If you use an email service provider (ESP) like Mailchimp or Constant Contact and are using purchased lists, you’re violating their terms of use. Most ESPs clearly state that purchased lists (as well as some lists from 3rd-party vendors) cannot be used.

Why? Because if they allowed you to “spam” it could hurt the reputation of everyone who uses their service. So they must have very strict rules.

Think of it like this: your ESP (MailChimp, Constant Contact, Campaign Monitor, etc.) is like a delivery driver. If you paid this delivery driver to knock on people’s doors and deliver junk to them that they didn’t want, pretty soon people would start getting wise. Word would get around and they’d recognize this delivery driver and would stop answering the door when he came. Now, even if that delivery driver has something good that asked for, it won’t get delivered because no one trusts him.

This is what can happen if ESPs allowed you to use purchased lists. Email from these lists results in higher spam complaints and more unsubscribes which tells your customer’s email account that it’s junk. Now, your email could end up in the junk folder of even the customers who like you and signed up for your list!

Plus, if you’re not abiding by their terms of use, ESPs can block your account so you can’t send any more emails to ensure that their own reputations stay positive.

You’ll get higher spam abuse complaints

When a person doesn’t know why they’re receiving an email from your business, there’s a higher chance they’ll mark your email as spam.

The standard for an acceptable spam complaint rate for most ESPs per email campaign is 0.1%. That means if you purchase a 1,000-person list and receive just 1 complaint, you’ll most likely get a warning from your email marketing provider letting you know that you’ve been reported as having a high spam rate and to stop.

If you consistently get spam complaints, your account could either be temporarily blocked or your email provider may close it indefinitely. Your email deliverability could also drop drastically and your emails will start hitting spam boxes instead of regular inboxes.

Your response rate will be much lower

You may spend hundreds of dollars and hours of your time putting together a beautiful email campaign, but your response rate will be much lower than sending to a list that’s opted in to receive your emails.

Click-through rates are much lower for emails that are sent to purchased lists because it goes back to the person not knowing who you are or not really wanting what you’re offering them.

The damage to your reputation is irreversible

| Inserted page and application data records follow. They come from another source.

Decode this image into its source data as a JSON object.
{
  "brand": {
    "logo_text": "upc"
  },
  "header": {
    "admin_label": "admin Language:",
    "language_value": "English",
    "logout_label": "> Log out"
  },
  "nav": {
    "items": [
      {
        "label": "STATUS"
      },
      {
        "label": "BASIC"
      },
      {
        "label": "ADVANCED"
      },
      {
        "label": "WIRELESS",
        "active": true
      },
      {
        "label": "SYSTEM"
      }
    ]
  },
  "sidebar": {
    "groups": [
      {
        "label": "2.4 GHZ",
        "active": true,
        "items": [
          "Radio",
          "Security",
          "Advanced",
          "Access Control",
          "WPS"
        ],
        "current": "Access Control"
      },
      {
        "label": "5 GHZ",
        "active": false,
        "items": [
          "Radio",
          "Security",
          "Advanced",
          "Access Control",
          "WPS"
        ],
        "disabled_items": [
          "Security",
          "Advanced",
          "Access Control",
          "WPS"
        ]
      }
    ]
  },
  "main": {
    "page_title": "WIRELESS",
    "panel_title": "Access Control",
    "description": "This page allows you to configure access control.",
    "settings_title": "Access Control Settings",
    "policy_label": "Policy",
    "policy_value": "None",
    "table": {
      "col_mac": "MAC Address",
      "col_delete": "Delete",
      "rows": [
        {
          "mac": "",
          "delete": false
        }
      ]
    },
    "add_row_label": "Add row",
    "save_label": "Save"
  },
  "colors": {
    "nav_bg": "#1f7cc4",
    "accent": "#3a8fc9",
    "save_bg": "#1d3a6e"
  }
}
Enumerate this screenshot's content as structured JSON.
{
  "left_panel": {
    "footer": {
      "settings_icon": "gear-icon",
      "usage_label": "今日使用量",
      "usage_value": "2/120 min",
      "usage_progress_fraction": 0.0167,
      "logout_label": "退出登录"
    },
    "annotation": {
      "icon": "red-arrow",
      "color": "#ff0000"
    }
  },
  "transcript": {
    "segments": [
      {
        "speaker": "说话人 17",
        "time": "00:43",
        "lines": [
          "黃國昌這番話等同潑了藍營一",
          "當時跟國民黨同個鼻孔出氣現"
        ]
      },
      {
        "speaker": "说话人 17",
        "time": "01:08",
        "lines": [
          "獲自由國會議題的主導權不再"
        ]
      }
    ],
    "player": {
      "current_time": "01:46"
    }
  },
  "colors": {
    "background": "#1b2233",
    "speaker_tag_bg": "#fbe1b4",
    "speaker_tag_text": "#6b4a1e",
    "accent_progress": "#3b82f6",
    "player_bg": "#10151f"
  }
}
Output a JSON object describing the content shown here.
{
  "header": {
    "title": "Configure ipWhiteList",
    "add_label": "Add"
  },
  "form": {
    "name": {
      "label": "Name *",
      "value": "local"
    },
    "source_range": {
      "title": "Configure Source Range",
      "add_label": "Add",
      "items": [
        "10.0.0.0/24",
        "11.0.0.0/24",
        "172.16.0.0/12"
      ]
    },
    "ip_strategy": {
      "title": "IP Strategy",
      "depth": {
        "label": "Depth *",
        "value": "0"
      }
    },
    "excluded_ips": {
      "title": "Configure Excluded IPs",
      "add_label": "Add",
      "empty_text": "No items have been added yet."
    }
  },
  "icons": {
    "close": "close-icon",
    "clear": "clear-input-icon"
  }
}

If you’re sending out unsolicited email to people, it can really damage your own reputation with them as a potential customer.

If they mark your email as spam or unsubscribe from your email list, there’s a good chance they’ll never consider buying from your company later because of their first experience with your company.

A few tips for building a healthy list

Sending email marketing to a list that has requested your marketing and is interested in receiving your emails is the only way to ensure you’re keeping your spam complaints low and your response rates high.

Here are a few tips for building a healthy list:

  • Add an opt-in form to your website.
  • Invite your social media followers to sign up for your email list.
  • If you attend an event or tradeshow, have a way for people to sign up for your list.
  • If you have the email address for customers who’ve recently made a purchase, send an email inviting them to join your newsletter. (And keep in mind that purchasing from you is not the same as giving you permission to send future email promotions.)

The bottom line:

Don’t add people to your email lists unless they’ve opted in to receive information from your company. And whatever you do, don’t purchase an email marketing list. Just don’t.